Work order:
The answer must consist of every line in the records that contains the word "Sinalização".

Available records:
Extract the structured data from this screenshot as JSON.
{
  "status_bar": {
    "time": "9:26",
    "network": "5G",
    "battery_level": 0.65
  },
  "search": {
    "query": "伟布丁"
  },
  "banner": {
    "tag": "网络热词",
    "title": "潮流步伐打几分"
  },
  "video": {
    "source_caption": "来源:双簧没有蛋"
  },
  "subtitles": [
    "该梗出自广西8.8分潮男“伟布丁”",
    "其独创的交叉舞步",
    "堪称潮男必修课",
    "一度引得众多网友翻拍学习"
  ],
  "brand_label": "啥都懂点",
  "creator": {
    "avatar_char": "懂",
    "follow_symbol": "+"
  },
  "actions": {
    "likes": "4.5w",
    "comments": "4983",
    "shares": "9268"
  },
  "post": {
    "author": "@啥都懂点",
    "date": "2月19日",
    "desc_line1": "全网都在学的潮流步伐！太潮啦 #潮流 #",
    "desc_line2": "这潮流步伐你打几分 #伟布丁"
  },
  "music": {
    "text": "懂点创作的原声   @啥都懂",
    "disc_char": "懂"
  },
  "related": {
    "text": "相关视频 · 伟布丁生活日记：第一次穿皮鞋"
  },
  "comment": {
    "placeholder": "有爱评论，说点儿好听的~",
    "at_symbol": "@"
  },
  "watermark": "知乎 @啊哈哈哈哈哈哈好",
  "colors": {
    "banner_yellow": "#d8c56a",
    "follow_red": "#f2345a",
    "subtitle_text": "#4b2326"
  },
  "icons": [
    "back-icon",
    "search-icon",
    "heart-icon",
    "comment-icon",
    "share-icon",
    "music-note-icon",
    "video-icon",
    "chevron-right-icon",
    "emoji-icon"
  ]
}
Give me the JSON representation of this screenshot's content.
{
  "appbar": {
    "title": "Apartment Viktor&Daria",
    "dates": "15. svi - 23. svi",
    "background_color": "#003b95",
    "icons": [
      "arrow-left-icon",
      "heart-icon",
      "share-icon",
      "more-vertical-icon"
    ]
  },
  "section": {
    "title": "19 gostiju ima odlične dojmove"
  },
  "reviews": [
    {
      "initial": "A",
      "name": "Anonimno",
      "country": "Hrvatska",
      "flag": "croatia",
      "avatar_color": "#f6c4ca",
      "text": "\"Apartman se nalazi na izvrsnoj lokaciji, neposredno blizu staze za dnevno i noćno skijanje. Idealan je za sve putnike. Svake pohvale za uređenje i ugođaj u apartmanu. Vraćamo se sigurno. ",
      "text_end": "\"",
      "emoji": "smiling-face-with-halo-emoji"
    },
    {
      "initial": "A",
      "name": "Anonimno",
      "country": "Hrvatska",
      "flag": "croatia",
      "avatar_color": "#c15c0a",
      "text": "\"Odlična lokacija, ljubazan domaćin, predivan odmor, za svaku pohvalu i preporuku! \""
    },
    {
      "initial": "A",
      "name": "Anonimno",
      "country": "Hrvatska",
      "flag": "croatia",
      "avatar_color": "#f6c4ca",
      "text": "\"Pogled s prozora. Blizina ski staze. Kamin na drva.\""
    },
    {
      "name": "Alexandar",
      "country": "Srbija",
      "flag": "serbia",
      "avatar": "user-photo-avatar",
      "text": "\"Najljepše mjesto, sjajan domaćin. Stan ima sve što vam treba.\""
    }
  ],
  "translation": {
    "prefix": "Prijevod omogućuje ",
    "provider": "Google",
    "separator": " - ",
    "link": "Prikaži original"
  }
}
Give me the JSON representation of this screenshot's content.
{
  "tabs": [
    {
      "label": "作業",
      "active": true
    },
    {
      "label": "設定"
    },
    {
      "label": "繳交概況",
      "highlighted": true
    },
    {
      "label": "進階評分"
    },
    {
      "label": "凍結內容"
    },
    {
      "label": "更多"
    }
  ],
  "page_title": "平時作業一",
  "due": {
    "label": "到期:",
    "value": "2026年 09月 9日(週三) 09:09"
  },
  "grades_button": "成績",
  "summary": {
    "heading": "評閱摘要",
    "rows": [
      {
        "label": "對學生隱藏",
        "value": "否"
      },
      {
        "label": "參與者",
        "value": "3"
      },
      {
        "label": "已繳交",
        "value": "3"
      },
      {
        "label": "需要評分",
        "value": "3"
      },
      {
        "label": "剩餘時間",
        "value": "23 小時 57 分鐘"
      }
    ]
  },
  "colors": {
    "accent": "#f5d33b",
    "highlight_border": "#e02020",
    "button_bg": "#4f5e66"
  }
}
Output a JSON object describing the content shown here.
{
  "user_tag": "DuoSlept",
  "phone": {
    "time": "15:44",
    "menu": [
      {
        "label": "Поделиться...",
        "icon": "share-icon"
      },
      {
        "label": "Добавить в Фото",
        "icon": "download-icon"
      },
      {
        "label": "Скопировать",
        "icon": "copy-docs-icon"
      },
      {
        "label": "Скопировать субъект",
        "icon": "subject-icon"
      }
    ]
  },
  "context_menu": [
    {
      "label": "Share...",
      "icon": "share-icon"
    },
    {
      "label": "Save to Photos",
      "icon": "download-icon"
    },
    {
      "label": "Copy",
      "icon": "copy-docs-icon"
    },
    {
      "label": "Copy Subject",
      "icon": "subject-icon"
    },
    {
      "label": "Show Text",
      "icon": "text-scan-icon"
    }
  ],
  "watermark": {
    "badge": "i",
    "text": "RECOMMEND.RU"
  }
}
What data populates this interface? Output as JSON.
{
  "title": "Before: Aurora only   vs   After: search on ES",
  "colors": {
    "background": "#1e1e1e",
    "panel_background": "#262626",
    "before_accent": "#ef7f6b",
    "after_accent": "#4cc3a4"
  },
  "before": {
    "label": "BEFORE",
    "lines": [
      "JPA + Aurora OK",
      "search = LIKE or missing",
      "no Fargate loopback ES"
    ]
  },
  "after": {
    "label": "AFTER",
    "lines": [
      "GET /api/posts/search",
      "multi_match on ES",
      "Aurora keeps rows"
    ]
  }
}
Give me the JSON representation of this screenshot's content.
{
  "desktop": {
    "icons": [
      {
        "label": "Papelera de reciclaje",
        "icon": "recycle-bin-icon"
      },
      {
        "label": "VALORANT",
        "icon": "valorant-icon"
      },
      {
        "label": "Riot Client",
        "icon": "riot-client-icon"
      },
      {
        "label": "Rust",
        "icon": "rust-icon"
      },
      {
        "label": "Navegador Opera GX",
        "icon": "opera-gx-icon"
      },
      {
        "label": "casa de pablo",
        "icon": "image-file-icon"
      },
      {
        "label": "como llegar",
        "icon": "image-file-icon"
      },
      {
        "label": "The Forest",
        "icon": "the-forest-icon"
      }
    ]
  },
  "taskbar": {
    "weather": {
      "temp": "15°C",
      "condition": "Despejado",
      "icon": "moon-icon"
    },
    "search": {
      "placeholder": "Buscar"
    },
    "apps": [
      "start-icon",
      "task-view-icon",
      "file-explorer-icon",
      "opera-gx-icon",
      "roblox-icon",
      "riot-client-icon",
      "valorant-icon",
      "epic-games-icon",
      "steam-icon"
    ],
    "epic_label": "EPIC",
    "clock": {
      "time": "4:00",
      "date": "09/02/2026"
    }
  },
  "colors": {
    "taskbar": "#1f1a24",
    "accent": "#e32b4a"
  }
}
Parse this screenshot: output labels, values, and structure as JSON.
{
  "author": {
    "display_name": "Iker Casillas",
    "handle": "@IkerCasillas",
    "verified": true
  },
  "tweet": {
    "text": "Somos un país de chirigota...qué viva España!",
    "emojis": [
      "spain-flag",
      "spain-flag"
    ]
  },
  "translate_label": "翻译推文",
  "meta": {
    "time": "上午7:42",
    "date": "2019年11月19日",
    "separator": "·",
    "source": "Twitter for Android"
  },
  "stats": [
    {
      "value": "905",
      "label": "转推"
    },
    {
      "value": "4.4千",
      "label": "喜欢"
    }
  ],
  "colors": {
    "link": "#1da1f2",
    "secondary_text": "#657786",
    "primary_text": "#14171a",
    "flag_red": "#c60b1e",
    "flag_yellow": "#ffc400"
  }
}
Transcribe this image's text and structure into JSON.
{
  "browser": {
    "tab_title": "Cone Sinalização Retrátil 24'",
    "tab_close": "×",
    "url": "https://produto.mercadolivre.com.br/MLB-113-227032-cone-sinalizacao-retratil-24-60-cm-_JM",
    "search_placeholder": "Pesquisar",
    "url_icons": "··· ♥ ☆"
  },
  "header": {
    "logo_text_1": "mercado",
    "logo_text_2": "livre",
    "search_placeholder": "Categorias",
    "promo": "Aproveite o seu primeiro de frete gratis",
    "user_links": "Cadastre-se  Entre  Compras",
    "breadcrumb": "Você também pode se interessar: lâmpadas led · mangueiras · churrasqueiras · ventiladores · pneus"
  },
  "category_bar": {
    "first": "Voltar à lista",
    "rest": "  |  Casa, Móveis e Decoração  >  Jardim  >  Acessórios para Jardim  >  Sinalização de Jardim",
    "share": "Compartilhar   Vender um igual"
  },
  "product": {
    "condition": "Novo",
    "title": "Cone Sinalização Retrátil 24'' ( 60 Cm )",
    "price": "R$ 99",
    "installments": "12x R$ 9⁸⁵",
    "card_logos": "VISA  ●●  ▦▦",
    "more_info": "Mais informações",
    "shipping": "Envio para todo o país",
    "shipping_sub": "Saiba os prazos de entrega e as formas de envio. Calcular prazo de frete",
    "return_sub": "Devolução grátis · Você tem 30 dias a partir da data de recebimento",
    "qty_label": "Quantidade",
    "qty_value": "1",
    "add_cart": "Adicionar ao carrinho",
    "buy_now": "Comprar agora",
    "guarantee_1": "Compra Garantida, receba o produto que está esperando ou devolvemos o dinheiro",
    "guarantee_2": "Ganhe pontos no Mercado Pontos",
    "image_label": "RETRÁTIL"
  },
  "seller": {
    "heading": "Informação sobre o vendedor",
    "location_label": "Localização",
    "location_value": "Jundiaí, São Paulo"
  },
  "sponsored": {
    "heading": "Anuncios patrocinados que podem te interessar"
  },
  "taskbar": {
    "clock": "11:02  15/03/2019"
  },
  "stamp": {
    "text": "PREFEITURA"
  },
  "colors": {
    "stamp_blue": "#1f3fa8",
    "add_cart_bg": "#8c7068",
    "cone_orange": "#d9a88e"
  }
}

Written solution:
    "tab_title": "Cone Sinalização Retrátil 24'",
    "rest": "  |  Casa, Móveis e Decoração  >  Jardim  >  Acessórios para Jardim  >  Sinalização de Jardim",
    "title": "Cone Sinalização Retrátil 24'' ( 60 Cm )",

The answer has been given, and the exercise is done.